I think that's part of a key difference between my approach to SPN when I watched 1x17 ("who are these people even; I don't understand this at all") and when I watched 4x01, and then 4x02, and then 4x03--("I don't know these people at all--yet.)
Ah, the sweet music of "yet." This time, I waited for that "yet." <3
# I've always loved that Dean actually steals glances back at the road while he's snapping that spoony picture of Sam.

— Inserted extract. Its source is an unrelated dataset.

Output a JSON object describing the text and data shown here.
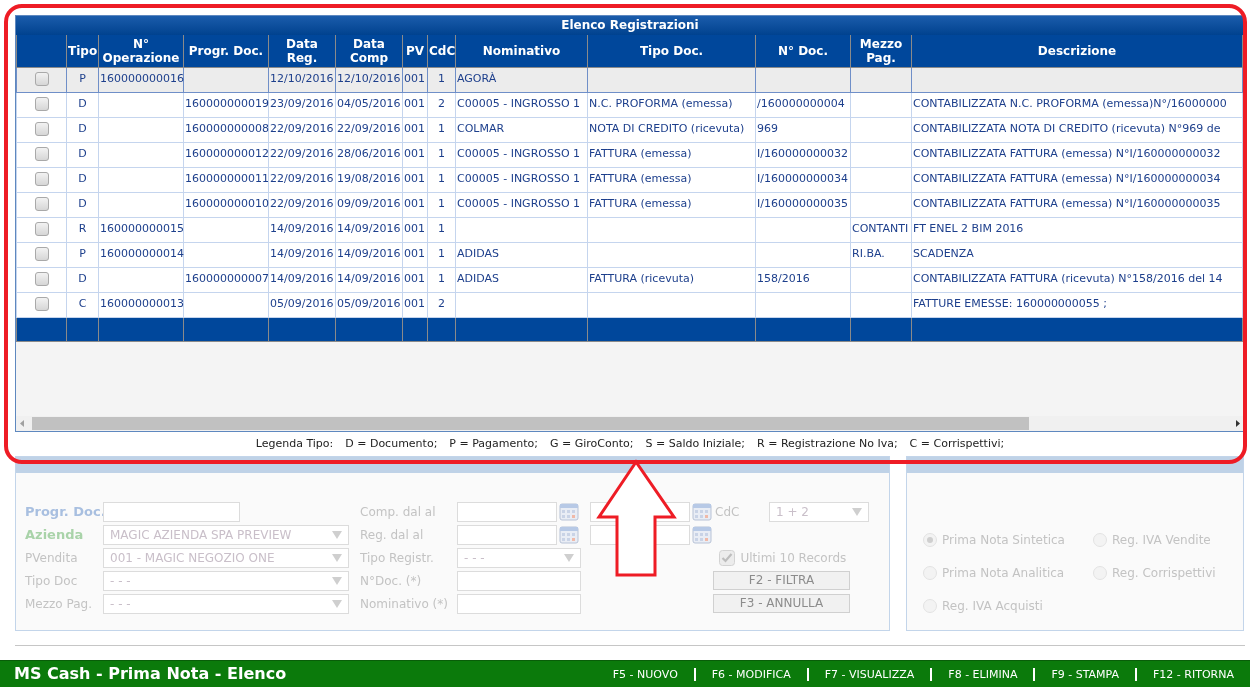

# Even if it wasn't a real symbol this time, just like I'm impressed with Sam's tree-drawing abilities, I'm also impressed with Dean's sigil-memory. In my headcanon (and also in canon canon, since Dean's surprise!drawn sigils very quickly at multiple points) Dean is an exceptional talent with this. And obviously, they've both been very strictly trained. Dean's recollection of monsters and their death knells is memorized to the tune of several Led Zeppelin albums (and he'd never admit this, but as a result of this mnemonic he really doesn't like those albums very much anymore), but symbols and pictures and faces come easy. He remembers the house Lucas Barr drew out on Lake Manitoc, he remembers the sigil that can burn angels into oblivion, and even now, at the end of the road, at the end of the day, at the end of his life, he remembers Alistair's face in Hell. When he looks in the mirror for the first time south of human, he sees it again. And all of hell floods back.
# I love how old school this episode is, insofar as the social media goes. Ah, 2006. <3 Back in the days when it seemed like everyone had a domain or a subdomain of their own--streaming live not out of mom's basement, but probably out of the basement of an online friend of yours. I'll bet Hellhoundz-Lair had a guestbook and a message board and an obnoxious hit tracker and maybe even a tagboard (REMEMBER TAGBOARDS??? GUYS WHO REMEMBERS TAGBOARDS.)
# Clearly I didn't appreciate them the first time through, but the pranks are adorable in their utterly mundane, pedestrian kind of way. They're just so--impotent, and deliberately so. I mean, Sam and Dean coming off a case where they nearly get themselves and their father killed, and they're about to rush into one that involves a bunch of sick, dying kids and a whole passel of traumatic childhood memories. Within a few months, Sam will have experienced the essential death of his brother, the death of his father, and Dean will be weathering the anguish of not having died (and not for the first time, either) and guess proxy-killing his father. Which makes everything about 1x17 so funny but so sad at the same time. ;(
# Obligatory mention of that ridiculous trout fisherman cuckoo clock. You have no idea how very very very very very badly I want to own one of those so I can hang it right next to my kitchen table.
# I wonder how many times Sam's used that strategy--that is, his coercive performance of... well, something, which somehow manages to 1) cue Dean into playing along almost seamlessly, and 2) immediately turn its subjects against their better judgments. And I wonder whom Sam tried it out on first. I'll bet that he never once dreamed that he'd be able to pull the same simple stunt in a context that would give it the power not only to obviate the need for torture, but also put him and his brother back on the same page for a few precious, hard-won minutes (9x21 "King of the Damned").
I'm both fascinated and devastated by the idea of being able to carve out these moments of solidarity/security with each other, but only by virtue of manipulating a third party into a false reality, in which they perform an act--and in this burlesque, they are brothers.